The United States is prohibiting American carriers from flying to Israel's airport in Tel Aviv for 24 hours, because of rising violence between Israel and Hamas militants. The action was announced on Tuesday, after a rocket fired by Hamas militants in the Gaza Strip landed near the airport. As VOA's Carolyn Presutti tells us, international officials soon may have to determine which combat zones are too dangerous for commercial flights.
Video

Video US Carriers Suspend Travel to Israel

The United States is prohibiting American carriers from flying to Israel's airport in Tel Aviv for 24 hours, because of rising violence between Israel and Hamas militants. The action was announced on Tuesday, after a rocket fired by Hamas militants in the Gaza Strip landed near the airport. As VOA's Carolyn Presutti tells us, international officials soon may have to determine which combat zones are too dangerous for commercial flights.
Video

Video NASA Focuses on Earth-Like Planets

For decades, looking for life elsewhere in the universe meant listening for signals that could be from distant civilizations. But recent breakthroughs in space technology refocused some of that effort toward finding planets that may harbor life, even in its primitive form. VOA’s George Putic reports on a recent panel discussion at NASA’s headquarters, in Washington.
Video

Video IAEA: Iran Turns its Enriched Uranium Into Less Harmful Form

Iran has converted its stockpiles of enriched uranium into a less dangerous form that is more difficult to use for nuclear weapons, according to the United Nations’ Atomic Energy Agency. The move complies with an interim deal reached with Western powers on Iran's nuclear program last year, in exchange for easing of sanctions. Henry Ridgwell reports for VOA from London.
Video

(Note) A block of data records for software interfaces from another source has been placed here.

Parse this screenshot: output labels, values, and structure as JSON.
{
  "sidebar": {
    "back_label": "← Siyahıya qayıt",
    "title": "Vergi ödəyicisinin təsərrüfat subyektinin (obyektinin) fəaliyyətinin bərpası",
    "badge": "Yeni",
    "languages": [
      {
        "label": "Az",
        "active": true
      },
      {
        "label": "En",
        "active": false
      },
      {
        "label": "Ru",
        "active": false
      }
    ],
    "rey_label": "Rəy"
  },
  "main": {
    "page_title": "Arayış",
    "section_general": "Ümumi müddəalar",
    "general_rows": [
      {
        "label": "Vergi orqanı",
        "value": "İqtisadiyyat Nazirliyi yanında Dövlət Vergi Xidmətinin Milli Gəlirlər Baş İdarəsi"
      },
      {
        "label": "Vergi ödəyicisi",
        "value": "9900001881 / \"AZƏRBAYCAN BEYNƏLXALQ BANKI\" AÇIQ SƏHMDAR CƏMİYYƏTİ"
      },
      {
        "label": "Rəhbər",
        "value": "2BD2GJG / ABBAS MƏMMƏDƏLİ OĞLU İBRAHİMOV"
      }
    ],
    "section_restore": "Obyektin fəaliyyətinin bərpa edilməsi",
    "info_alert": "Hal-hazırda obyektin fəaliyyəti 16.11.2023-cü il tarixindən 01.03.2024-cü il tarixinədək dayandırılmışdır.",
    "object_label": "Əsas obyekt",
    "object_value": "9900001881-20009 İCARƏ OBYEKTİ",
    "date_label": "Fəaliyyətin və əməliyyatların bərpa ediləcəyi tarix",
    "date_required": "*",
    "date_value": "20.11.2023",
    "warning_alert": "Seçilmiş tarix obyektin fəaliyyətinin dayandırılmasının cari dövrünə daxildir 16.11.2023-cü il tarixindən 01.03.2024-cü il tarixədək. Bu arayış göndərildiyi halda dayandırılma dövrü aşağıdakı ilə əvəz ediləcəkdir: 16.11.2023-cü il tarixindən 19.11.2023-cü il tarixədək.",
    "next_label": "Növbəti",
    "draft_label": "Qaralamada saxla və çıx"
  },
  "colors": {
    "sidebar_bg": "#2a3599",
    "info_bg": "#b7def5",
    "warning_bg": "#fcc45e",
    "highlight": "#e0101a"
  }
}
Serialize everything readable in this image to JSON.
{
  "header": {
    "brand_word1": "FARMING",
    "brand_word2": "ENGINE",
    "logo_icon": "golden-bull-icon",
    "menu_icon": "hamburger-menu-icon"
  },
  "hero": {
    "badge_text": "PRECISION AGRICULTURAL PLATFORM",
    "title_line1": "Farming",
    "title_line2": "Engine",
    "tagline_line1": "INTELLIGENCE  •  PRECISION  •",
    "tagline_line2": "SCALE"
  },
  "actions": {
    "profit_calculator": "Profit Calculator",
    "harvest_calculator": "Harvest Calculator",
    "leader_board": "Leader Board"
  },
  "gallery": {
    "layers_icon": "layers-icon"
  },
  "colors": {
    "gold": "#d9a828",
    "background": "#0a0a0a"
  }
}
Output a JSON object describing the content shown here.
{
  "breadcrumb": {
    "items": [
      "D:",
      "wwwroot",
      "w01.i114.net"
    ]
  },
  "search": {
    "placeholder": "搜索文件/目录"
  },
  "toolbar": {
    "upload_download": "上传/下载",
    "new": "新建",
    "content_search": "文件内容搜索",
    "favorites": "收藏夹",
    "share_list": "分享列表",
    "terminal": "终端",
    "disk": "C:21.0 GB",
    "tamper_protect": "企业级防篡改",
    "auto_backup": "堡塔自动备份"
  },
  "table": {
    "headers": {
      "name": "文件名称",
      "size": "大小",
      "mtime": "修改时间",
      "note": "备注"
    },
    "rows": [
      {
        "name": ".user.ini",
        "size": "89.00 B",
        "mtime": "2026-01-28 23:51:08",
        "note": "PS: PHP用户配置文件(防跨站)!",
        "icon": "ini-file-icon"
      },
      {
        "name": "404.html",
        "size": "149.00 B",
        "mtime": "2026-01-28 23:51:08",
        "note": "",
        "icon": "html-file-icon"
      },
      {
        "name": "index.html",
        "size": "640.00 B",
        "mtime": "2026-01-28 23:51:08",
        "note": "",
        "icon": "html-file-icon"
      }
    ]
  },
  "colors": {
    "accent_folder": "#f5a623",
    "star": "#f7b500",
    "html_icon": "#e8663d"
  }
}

Video Relic of Saint Draws Catholics Worried About Immigration Issue

A Roman Catholic saint who is a figure of devotion for those crossing the border into the United States is attracting believers concerned about the plight of undocumented immigrants. Mike O'Sullivan reports from Los Angeles, where a relic of Saint Toribio has drawn thousands to local churches.
Video

Video US Awards Medal of Honor for Heroics in Bloodiest of Afghan Battles

U.S. combat troops are withdrawing from Afghanistan, on pace to leave the country by the end of this year. But on Monday, U.S. President Barack Obama took time to honor a soldier whose actions while under fire in Afghanistan earned him the Medal of Honor. VOA's Jeff Seldin has more from the Pentagon.
Video

Video Ukraine Rebels Surrender MH17 Black Boxes

After days of negotiations, a senior separatist leader handed over two black boxes from an airliner downed over eastern Ukraine to Malaysian experts early Tuesday. While on Monday, the U.N. Security Council unanimously demanded that armed groups controlling the crash site allow safe and unrestricted access to the wreckage.
Video

Video In Cambodia, HIV Diagnosis Brings Deadly Shame

Although HIV/AIDS is now a treatable condition, a positive diagnosis is still a life altering experience. In Cambodia, people living with HIV are often disowned by friends, family and the community. This humiliation can be unbearable. We bring you one Cambodian woman’s struggle to overcome a life tragedy and her own HIV positive diagnosis.
Video

Video Nature of Space Exploration Enters New Age

Forty-five years ago this month, the first humans walked on the moon. It was during an era of the space race between the United States and the Soviet Union. World politics have changed since then and -- as Elizabeth Lee reports -- so has the nature of space exploration.

AppleAndroid